Capgemini Invent has accompanied several projects to create MaaS platforms. We have defined 4 levels of integration of the different actors to offer an end-to-end service:
– Level 1: Geolocation of mobility services
– Level 2: Route search
– Level 3: Reservation of transport services
– Level 4: Payment for transport services
Our feedback is that while levels 1 and 2 are achieved with almost all startups involved in a MaaS platform creation process, there are still very few startups able to integrate into a unified service for booking, payment of transport means and customer service management. Most platforms are stuck at level 2, and if they have reached level 3, usually, reservations can be made with only one mobility service provider at a time. One of the main reasons why level 3 is not reached is that startups do not have developed the API needed.
Indeed, mobility startups are often focused on increasing their number of customers or bookings for fundraising purposes, particularly if they are a mobility service provider. With limited resources and more fragile treasuries than those of large groups, developing APIs to join MaaS platforms with high levels of integration represents an investment that diverts them from their backlog and is therefore generally not a priority for them. In addition, startups may be reluctant to integrate deeply partnerships with large groups, particularly technological stack providers. They have a challenge not to disclose all their operations for fear of having their technology stolen by groups with much greater financial resources.

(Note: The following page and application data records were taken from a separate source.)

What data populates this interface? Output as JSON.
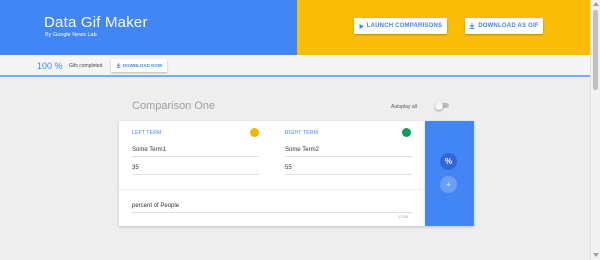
{
  "header": {
    "title": "Data Gif Maker",
    "subtitle": "By Google News Lab",
    "launch_label": "LAUNCH COMPARISONS",
    "download_gif_label": "DOWNLOAD AS GIF",
    "colors": {
      "left": "#4285f4",
      "right": "#fbbc05"
    }
  },
  "progress": {
    "percent": "100 %",
    "status_text": "Gifs completed",
    "download_now_label": "DOWNLOAD NOW"
  },
  "comparison": {
    "title": "Comparison One",
    "autoplay_label": "Autoplay all",
    "autoplay_on": false,
    "left": {
      "label": "LEFT TERM",
      "term": "Some Term1",
      "value": "35",
      "color": "#f4b400"
    },
    "right": {
      "label": "RIGHT TERM",
      "term": "Some Term2",
      "value": "55",
      "color": "#0f9d58"
    },
    "unit": "percent of People",
    "char_count": "17/30",
    "percent_button": "%",
    "add_button": "+"
  }
}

In addition, several of the MaaS initiatives are launched on the market by large groups in the form of Proof of Concept (PoC) or Minimum Viable Product (MVP). These prototypes, which do not remunerate startups, represent a lesser interest for the latter, on the one hand because they are offered to a limited number of users in order to prove the value of the concept, and on the other hand because the prospects of return on investment are uncertain.
Some accelerators are driven by new models and more mature sectors to contribute to the dynamics of startups in MaaS platforms
Despite these difficulties, we remain convinced that mobility startups have a key role to play in the development of MaaS platforms. In order to facilitate the collaboration with startups, several avenues are possible.
The first one is the development of calls for projects that would allow startups to be remunerated for their investment. However, it should be borne in mind that this type of approach allows POC or MVP carriers to observe and better understand users’ behaviour in the face of easier access to different transport offers: what are the deportations? theirs preferred means of transport depending on the situation? These observations will enable them to better value the various services and refine their economic model, the definition of which is still a major challenge today.
A second approach is to impose API models in order to facilitate the exploitation of shared data in an OpenData logic. This is what the “Mobility Data Specification” platform, promoted by the Open Mobility Foundation, aims at. It has been created by the Los Angeles Depatrment of Transportation to ease the management of dockless micro-mobility programs thanks to a standardized communication of data between cities and private companies. By now, more than 60 cities in the United States and around the world use this solution to manage micro-mobility services.
To sum up, startups are well aware of the interest for them to integrate MaaS platforms, but their level of maturity is often insufficient to transform this opportunity into a profitable reality for them. Therefore, in the first MaaS initiatives, the first startups to take the MaaS train are car start-ups such as carpooling and VTCs. They have historically developed earlier and will reach the necessary level of maturity more quickly in order to fully benefit from the opportunities offered by MaaS.
Want to see more? Check out this handy infographic about startups and MaaS!